Eight years ago I visited Myanmar as a private citizen, travelling freely in the capital city of Yangon and around the countryside. This beautiful nation was even then showing the strain of its severance from the outside world. I was a guest of a US businessman, and I understood the frustration and disappointment that he and others felt, knowing even then that tighter sanctions would soon drive them out of the country.
This month I became the first US political leader to visit Myanmar in 10 years, and the first ever to meet its reclusive leader, Senior Gen. Than Shwe, in the new capital of Naypyidaw. From there I flew to an even more patched-and-peeled Yangon, where I met Daw Aung San Suu Kyi, the opposition leader and Nobel laureate who remains confined to her home. Among other requests, I asked Than Shwe to free her and allow her to participate in politics.
Leaving Myanmar on a military plane with John Yettaw—an American who had been sentenced to seven years of hard labour for immigration offences, and whose release I had also requested of Than Shwe—I was struck again by how badly the Burmese people need outside help. They are so hardened after decades of civil war and political stalemate that only an even-handed interlocutor can lift them out of the calcified intransigence that has damaged their lives and threatened the stability of South-East Asia.
For at least 10 years, the US and the European Union have employed a policy of tightening economic sanctions against Myanmar, in part fuelled by the military government’s failure to recognize the results of a 1990 election won by Suu Kyi’s party. While the political motivations behind this approach are laudable, the result has been overwhelmingly counterproductive. The ruling regime has become more entrenched and at the same time more isolated. The Burmese people have lost access to the outside world.
Sanctions by Western governments have not been matched by other countries, particularly Russia and China. Indeed, they have allowed China to greatly increase its economic and political influence in Myanmar, furthering a dangerous strategic imbalance in the region.
According to the non-profit group EarthRights International, at least 26 Chinese multinational corporations are now involved in at least 62 hydropower, oil, gas and mining projects in Myanmar. In March, China and Myanmar signed a $2.9 billion agreement for the construction of fuel pipelines that will transport West Asian and African crude oil from Myanmar to China. When completed, Chinese oil tankers will no longer be required to pass through the Straits of Malacca, a time-consuming, strategically vital route where 80% of China’s imported oil now passes. If Chinese commercial influence in Myanmar continues to grow, a military presence could follow.
It would be wrong for the US to lift sanctions purely on the basis of economic self-interest, or if such a decision were seen as a capitulation of our long-held position that Myanmar should abandon its repressive military system in favour of democratic rule. But it would be just as bad for us to fold our arms, turn our heads, and pretend that by failing to do anything about the situation in Myanmar we are somehow helping to solve it.

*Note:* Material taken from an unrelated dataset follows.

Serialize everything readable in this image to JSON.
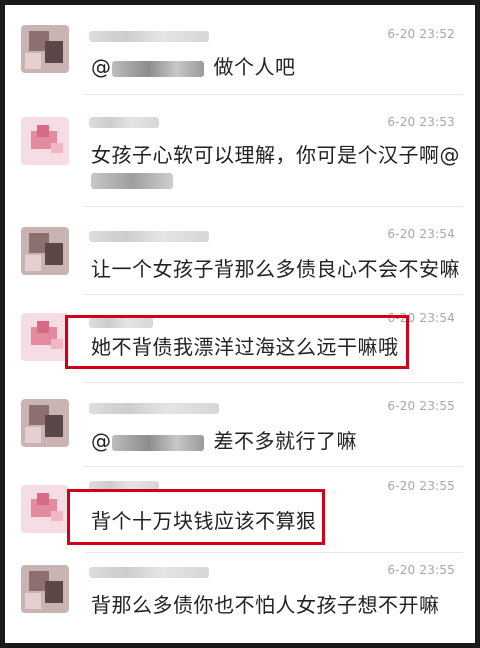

So what can and should be done?
First, we must focus on what is possible. The military government in Myanmar has committed itself to elections in 2010, as part of its announced “seven steps towards democracy". Many point out that the constitution approved last year in a plebiscite is flawed, as it would allow the military to largely continue its domination of the government, and that the approval process itself was questionable. The legislation to put the constitution into force has yet to be drafted. The National League for Democracy (NLD), Suu Kyi’s political party, has not agreed to participate in next year’s elections.
But there is room for engagement. Many Asian countries—China among them—do not even allow opposition parties. The NLD might consider the advantages of participation as part of a longer-term political strategy. And the US could invigorate the debate with an offer to help assist the electoral process. The Myanmar government’s answer to such an offer would be revealing.
Second, the US needs to develop clearly articulated standards for its relations with the non-democratic world. Our distinct policies towards different countries amount to a form of situational ethics that does not translate well into clear-headed diplomacy. We must talk to Myanmar’s leaders. This does not mean that we should abandon our aspirations for a free and open Burmese society, but that our goal will be achieved only through a different course of action.
Third, our government leaders should call on China to end its silence about the situation in Myanmar, and to act responsibly, in keeping with its role as an ascending world power. Americans should not hold their collective breaths that China will give up the huge strategic advantage it has gained as a result of our current policies. But such a gesture from our government would hold far more sway in world opinion than has the repeated but predictable condemnation of Myanmar’s military government.
Finally, with respect to reducing sanctions, we should proceed carefully but immediately. If there is reciprocation from Myanmar in terms of removing the obstacles that now confront us, there would be several ways for our two governments to move forward. We could begin with humanitarian projects.